Jesus wants all of us—body, mind and soul, sold out to God. Everything comes under his reign—the words we speak; what we post on social media; whether we forgive or hang onto a grudge; how we spend our time, talents, and money; whether we live with a sense of gratitude and wonder or with a chip on our shoulder certain the world owes us something. Our brokenness and shame, our hopes and dreams, all of it comes under the reign of our Lord AND all of it can be redeemed because of the price he paid on the cross.
Plain and simple, the way of Jesus is not the way of the world. A sacrifice—freely choosing for the sake of the Christ—is required. It’s one thing to go through the motions and say the words, “I will take up my cross and follow the way of Jesus,” but it’s another thing, to do it.
From Eugene Peterson’s translation, The Message, hear Jesus’ invitation once more:
Anyone who intends to come with me has to let me lead. You’re not in the driver’s seat; I am. Don’t run from suffering; embrace it. Follow me and I’ll show you how. Self-help is no help at all. Self-sacrifice is the way, my way, to saving yourself, your true self. What good would it do to get everything you want and lose you, the real you? What could you ever trade your soul for? If any of you are embarrassed over me and the way I’m leading you when you get around your fickle and unfocused friends, know that you’ll be an even greater embarrassment to the Son of Man when he arrives in all the splendor of God, his Father, with an army of the holy angels.
The Season of Lent is a time of preparation—a time of self-examination. Let us spend the coming days wisely. Let us take stock of our lives so we can honestly answer: Am I a follower of Jesus—or am I just a fan?
<AN AFFIRMATION OF FAITH>
<GLORY TO GOD>
<PRAYER OF THE PEOPLE>
Holy and Loving God, you blessed Abraham and Sarah and promised to make them ancestors of many nations. In Jesus Christ, you opened your covenant to everyone who lives by faith in you. O God, we give you thanks and praise. And now, hear our prayer, O Lord, that we may all live in peace and be a sign of your abiding love. We pray for all pastors and teachers—that they may lead the church by humble example, taking up their cross in faithful service, and living for the sake of the gospel. Sovereign God, we pray for peace among the nations and for integrity within governments. Ultimately, may your will be done upon the earth. Merciful God, you hear the cry of the poor, and you satisfy the hungry with good things. For the poor and the oppressed, that they may find deliverance, and for all who voluntarily take up the cross of self-denial to serve the poor and alleviate human misery, hear our prayer, O Lord. Now in a moment of silence, we lift before you those who have asked for our prayers, those we love, and the burdens we carry. (Silence) Grant these prayers, Holy God, by your grace. Stir up in us the will to seek your kingdom with dedication, humility, and love. All this we ask in the name of Jesus, who taught his disciples to pray: Our Father, who art in heaven, Hallowed be thy name; Thy kingdom come, Thy will be done on earth as it is in heaven. Give us this day our daily bread; And forgive us our debts as we forgive our debtors. And lead us not into temptation but deliver us from evil, For thine is the Kingdom and the Power and the Glory forever. Amen.

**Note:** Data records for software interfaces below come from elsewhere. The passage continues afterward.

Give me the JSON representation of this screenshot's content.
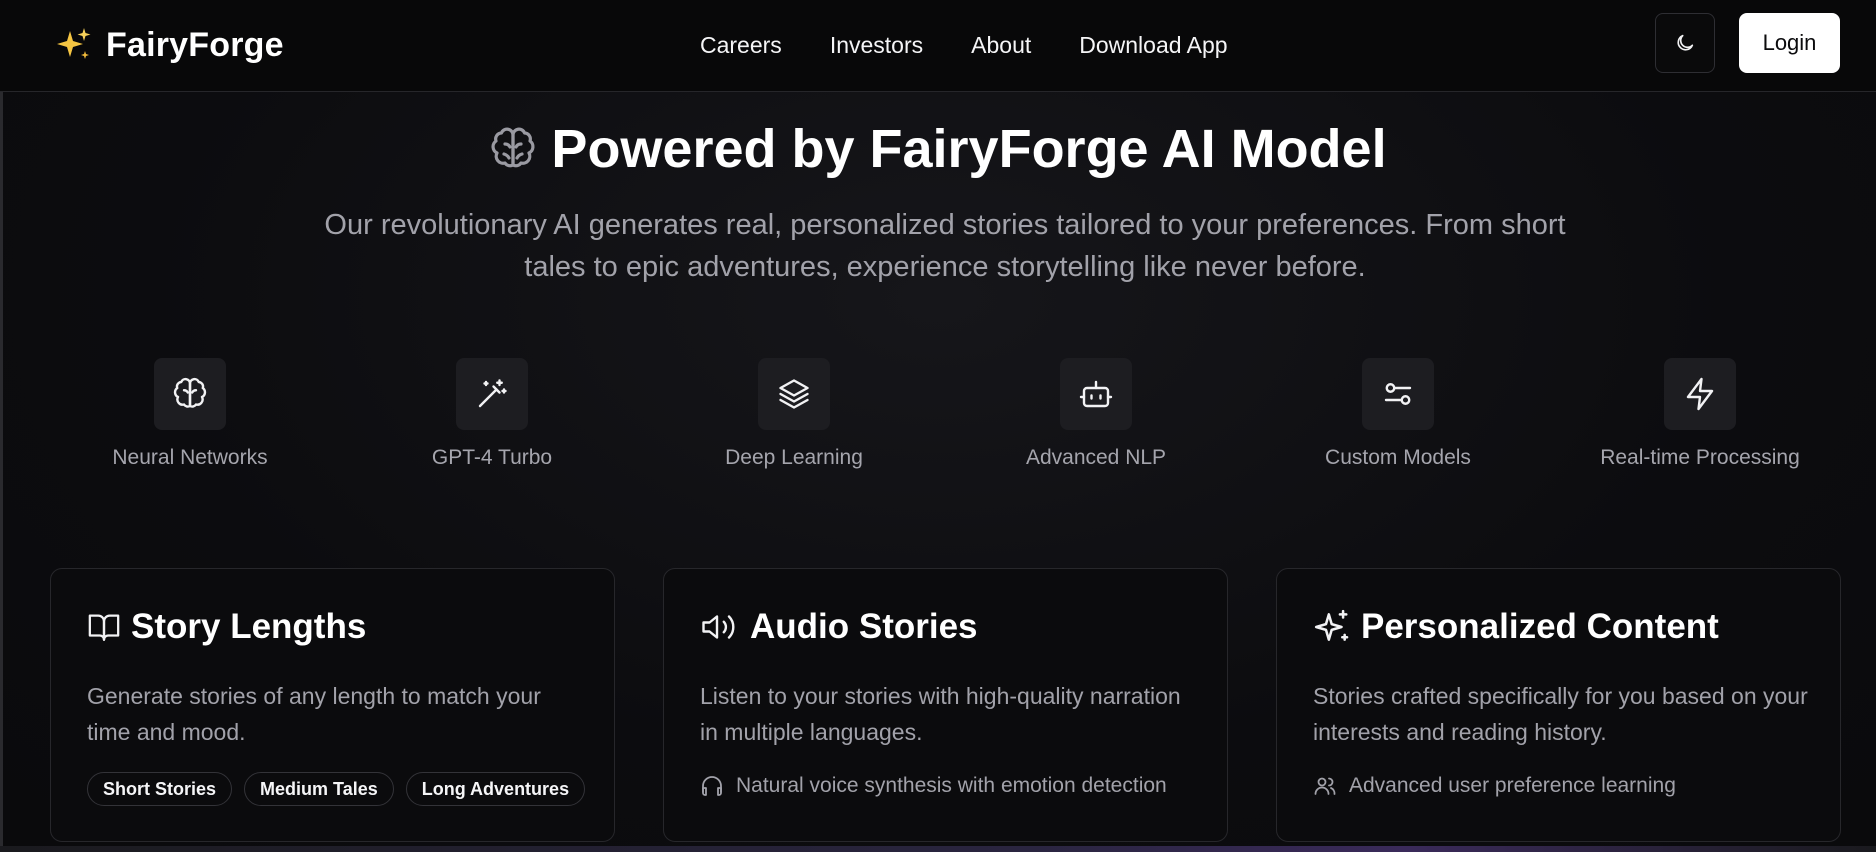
{
  "header": {
    "brand_name": "FairyForge",
    "brand_icon": "sparkles-icon",
    "nav": [
      "Careers",
      "Investors",
      "About",
      "Download App"
    ],
    "theme_toggle_icon": "moon-icon",
    "login_label": "Login"
  },
  "hero": {
    "icon": "brain-icon",
    "title": "Powered by FairyForge AI Model",
    "subtitle": "Our revolutionary AI generates real, personalized stories tailored to your preferences. From short tales to epic adventures, experience storytelling like never before."
  },
  "features": [
    {
      "label": "Neural Networks",
      "icon": "brain-icon"
    },
    {
      "label": "GPT-4 Turbo",
      "icon": "magic-wand-icon"
    },
    {
      "label": "Deep Learning",
      "icon": "layers-icon"
    },
    {
      "label": "Advanced NLP",
      "icon": "bot-icon"
    },
    {
      "label": "Custom Models",
      "icon": "sliders-icon"
    },
    {
      "label": "Real-time Processing",
      "icon": "lightning-icon"
    }
  ],
  "cards": [
    {
      "title": "Story Lengths",
      "icon": "book-open-icon",
      "description": "Generate stories of any length to match your time and mood.",
      "pills": [
        "Short Stories",
        "Medium Tales",
        "Long Adventures"
      ]
    },
    {
      "title": "Audio Stories",
      "icon": "speaker-icon",
      "description": "Listen to your stories with high-quality narration in multiple languages.",
      "note": "Natural voice synthesis with emotion detection",
      "note_icon": "headphones-icon"
    },
    {
      "title": "Personalized Content",
      "icon": "sparkles-outline-icon",
      "description": "Stories crafted specifically for you based on your interests and reading history.",
      "note": "Advanced user preference learning",
      "note_icon": "users-icon"
    }
  ],
  "colors": {
    "background": "#0b0b0d",
    "text": "#ffffff",
    "muted_text": "#a2a2aa",
    "brand_icon": "#f5c542"
  }
}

<THE GIVING OF OFFERINGS>
Now, not because we must, but because we are grateful, let us return to God what is ours to share.

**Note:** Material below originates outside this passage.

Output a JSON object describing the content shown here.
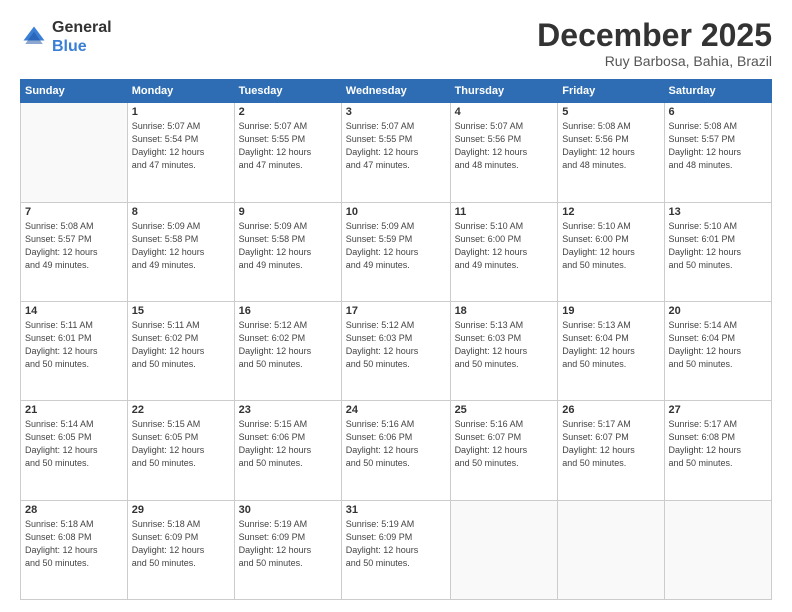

<PRAYER OF DEDICATION>
Almighty God, accept these our offerings along with the dedication of our lives, that we may be for the world a sign of your abiding love and a testament of your enduring promise. This is our fervent prayer. Amen.
Go boldly from this place of worship to follow Christ, our Lord, wherever he may lead.
May God the Father bless you;
May God the Son take care of you;
May God the Spirit encourage you;
Both now and forever more. Amen.
*Cover Art “Following the Flow” ©Jan Richardson Images; Subscription